*** Data to process ***

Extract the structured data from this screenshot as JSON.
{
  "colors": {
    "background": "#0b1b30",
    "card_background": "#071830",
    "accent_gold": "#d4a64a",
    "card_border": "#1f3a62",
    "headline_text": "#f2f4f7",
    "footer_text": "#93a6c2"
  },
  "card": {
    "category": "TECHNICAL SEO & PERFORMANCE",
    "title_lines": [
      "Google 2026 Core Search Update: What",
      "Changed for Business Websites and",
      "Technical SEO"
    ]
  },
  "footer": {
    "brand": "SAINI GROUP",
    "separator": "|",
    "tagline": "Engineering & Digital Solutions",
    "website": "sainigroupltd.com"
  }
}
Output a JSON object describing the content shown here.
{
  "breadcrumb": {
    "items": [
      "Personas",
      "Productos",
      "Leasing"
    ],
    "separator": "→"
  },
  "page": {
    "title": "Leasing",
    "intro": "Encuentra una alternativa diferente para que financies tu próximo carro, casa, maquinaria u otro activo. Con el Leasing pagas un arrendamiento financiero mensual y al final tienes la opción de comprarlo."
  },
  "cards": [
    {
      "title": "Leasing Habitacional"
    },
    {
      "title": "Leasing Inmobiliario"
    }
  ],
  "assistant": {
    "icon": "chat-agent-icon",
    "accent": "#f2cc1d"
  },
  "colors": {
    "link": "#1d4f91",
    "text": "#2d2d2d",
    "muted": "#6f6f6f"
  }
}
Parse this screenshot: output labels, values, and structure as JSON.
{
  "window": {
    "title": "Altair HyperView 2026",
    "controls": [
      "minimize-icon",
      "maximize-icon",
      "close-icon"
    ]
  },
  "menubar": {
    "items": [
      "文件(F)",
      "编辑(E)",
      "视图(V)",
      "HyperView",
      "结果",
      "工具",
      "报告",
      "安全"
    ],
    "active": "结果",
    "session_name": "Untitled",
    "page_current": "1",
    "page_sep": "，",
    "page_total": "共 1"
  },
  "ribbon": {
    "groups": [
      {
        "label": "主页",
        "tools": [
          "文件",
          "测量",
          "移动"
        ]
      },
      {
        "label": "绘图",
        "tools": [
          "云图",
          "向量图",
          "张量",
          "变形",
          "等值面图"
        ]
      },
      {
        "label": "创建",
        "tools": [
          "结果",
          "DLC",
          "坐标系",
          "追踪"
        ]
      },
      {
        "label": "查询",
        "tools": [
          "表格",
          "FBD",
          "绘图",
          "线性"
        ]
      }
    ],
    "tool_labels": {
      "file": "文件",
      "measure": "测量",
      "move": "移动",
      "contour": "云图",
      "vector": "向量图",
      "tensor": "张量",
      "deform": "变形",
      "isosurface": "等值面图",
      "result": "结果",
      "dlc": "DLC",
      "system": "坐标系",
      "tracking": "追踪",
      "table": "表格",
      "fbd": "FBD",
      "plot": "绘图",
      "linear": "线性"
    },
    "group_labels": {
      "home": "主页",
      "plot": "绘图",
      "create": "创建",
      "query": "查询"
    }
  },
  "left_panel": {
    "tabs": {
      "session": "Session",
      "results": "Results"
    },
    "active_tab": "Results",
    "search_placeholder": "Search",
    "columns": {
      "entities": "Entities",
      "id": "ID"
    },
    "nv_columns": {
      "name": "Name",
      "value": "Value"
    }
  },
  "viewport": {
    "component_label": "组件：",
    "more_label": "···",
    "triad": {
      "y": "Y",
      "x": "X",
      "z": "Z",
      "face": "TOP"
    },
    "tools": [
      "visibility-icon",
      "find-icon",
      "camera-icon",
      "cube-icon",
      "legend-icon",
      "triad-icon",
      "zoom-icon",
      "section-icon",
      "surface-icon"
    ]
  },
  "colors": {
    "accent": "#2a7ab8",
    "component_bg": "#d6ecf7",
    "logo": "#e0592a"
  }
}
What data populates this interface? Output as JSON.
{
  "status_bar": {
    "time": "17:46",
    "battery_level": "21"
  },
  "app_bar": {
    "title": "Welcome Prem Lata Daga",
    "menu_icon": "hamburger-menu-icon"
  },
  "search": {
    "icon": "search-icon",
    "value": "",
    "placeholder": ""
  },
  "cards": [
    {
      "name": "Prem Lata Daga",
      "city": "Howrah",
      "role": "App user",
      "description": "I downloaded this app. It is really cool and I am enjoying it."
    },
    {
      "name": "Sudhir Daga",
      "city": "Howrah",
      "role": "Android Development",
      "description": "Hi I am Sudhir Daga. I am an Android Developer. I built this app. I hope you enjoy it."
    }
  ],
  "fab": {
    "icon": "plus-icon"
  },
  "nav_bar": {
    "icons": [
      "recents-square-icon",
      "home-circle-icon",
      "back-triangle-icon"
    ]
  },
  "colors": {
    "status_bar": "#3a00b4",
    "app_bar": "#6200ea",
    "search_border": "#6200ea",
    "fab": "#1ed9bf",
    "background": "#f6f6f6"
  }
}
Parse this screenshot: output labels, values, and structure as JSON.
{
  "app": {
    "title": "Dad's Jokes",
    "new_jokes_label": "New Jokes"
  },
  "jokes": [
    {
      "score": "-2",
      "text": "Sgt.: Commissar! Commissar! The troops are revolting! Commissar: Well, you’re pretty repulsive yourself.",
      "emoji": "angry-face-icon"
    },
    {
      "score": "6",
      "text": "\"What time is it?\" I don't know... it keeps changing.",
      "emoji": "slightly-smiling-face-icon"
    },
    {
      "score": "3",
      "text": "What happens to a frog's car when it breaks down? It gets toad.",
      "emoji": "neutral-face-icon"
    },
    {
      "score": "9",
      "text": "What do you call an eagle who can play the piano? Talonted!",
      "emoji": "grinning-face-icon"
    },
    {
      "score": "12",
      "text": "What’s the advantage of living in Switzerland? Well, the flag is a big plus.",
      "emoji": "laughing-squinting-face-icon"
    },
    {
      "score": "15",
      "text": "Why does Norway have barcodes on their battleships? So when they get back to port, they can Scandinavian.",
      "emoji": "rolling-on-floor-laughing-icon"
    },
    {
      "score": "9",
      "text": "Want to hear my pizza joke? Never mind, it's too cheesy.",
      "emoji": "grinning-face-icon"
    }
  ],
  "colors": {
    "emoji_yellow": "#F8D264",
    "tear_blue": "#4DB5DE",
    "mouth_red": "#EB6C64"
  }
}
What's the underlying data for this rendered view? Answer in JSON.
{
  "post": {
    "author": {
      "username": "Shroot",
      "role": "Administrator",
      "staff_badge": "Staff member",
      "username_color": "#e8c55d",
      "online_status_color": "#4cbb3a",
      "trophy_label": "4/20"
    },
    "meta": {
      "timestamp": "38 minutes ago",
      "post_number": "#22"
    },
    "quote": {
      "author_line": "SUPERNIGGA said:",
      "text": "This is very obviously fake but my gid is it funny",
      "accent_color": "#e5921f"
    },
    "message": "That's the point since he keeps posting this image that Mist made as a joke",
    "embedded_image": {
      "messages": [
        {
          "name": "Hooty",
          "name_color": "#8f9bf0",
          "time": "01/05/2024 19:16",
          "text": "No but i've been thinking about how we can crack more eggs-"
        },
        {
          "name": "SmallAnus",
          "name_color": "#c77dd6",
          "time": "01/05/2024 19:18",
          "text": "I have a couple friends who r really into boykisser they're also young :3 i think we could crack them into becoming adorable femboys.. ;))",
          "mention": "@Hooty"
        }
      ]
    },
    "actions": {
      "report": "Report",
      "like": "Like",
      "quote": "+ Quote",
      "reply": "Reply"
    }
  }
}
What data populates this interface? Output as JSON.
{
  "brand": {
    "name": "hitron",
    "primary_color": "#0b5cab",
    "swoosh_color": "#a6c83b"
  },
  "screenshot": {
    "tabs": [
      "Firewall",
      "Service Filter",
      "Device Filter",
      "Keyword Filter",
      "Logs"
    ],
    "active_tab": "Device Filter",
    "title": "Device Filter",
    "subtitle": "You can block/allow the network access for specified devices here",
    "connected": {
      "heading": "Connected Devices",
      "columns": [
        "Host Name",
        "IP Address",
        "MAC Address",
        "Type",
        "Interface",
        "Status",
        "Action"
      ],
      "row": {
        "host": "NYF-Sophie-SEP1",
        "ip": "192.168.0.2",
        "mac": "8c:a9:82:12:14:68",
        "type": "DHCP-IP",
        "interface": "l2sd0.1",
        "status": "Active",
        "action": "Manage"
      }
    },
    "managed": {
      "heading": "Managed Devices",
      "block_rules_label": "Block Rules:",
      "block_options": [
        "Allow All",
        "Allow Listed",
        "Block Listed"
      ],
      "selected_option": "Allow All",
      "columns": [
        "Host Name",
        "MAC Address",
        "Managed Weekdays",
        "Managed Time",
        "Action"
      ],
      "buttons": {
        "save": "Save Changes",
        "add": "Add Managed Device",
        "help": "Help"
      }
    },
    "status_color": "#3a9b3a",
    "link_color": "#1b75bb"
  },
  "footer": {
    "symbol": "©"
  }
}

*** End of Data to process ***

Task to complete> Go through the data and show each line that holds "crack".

Task output>
          "text": "No but i've been thinking about how we can crack more eggs-"
          "text": "I have a couple friends who r really into boykisser they're also young :3 i think we could crack them into becoming adorable femboys.. ;))",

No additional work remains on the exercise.